### WHAT TO DO:
The answer must be every line from the listing that holds the string "icon".

*** AVAILABLE DATA Section Begins ***

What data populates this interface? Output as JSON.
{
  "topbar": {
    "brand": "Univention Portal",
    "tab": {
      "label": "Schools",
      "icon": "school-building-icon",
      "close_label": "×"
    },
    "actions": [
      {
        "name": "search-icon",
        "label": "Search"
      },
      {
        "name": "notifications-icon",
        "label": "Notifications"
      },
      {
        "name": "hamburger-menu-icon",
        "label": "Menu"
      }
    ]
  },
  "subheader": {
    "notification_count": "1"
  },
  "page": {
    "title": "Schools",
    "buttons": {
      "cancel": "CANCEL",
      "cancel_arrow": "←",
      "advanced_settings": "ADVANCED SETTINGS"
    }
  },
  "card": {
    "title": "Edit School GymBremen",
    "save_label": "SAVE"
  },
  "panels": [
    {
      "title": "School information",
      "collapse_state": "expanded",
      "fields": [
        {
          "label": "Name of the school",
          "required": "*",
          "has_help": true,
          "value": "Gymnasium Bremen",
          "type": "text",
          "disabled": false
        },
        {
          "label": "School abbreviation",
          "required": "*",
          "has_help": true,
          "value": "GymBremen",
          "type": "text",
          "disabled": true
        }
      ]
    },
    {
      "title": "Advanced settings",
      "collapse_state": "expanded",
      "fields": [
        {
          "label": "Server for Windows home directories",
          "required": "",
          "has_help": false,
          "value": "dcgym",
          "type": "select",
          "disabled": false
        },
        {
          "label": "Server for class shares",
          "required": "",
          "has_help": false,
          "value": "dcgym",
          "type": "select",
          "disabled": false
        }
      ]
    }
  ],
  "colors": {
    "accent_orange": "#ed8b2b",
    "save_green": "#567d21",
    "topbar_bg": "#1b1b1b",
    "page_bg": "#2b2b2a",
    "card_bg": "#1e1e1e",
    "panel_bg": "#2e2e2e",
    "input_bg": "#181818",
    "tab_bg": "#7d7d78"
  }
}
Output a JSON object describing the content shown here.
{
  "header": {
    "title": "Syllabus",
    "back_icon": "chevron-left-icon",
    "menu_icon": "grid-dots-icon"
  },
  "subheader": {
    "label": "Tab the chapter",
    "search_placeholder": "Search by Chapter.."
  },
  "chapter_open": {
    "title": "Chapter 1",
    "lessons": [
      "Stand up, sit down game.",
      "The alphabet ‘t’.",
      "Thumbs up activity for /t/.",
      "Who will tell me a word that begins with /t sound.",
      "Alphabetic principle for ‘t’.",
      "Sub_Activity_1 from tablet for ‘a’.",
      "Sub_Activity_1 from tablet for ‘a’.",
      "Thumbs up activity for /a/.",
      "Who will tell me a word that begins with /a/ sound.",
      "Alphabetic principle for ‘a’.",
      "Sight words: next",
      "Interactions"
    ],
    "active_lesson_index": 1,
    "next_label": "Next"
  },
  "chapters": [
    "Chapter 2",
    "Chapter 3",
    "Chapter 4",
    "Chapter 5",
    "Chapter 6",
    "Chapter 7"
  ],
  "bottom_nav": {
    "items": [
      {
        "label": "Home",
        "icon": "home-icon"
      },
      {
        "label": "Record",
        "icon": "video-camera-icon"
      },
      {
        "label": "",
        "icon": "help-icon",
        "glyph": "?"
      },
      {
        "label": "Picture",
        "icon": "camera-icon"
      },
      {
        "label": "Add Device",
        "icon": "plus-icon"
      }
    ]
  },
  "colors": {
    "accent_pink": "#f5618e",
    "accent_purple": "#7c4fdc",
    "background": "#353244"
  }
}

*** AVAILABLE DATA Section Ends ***

### EXERCISE RESPONSE:
      "icon": "school-building-icon",
        "name": "search-icon",
        "name": "notifications-icon",
        "name": "hamburger-menu-icon",
    "back_icon": "chevron-left-icon",
    "menu_icon": "grid-dots-icon"
        "icon": "home-icon"
        "icon": "video-camera-icon"
        "icon": "help-icon",
        "icon": "camera-icon"
        "icon": "plus-icon"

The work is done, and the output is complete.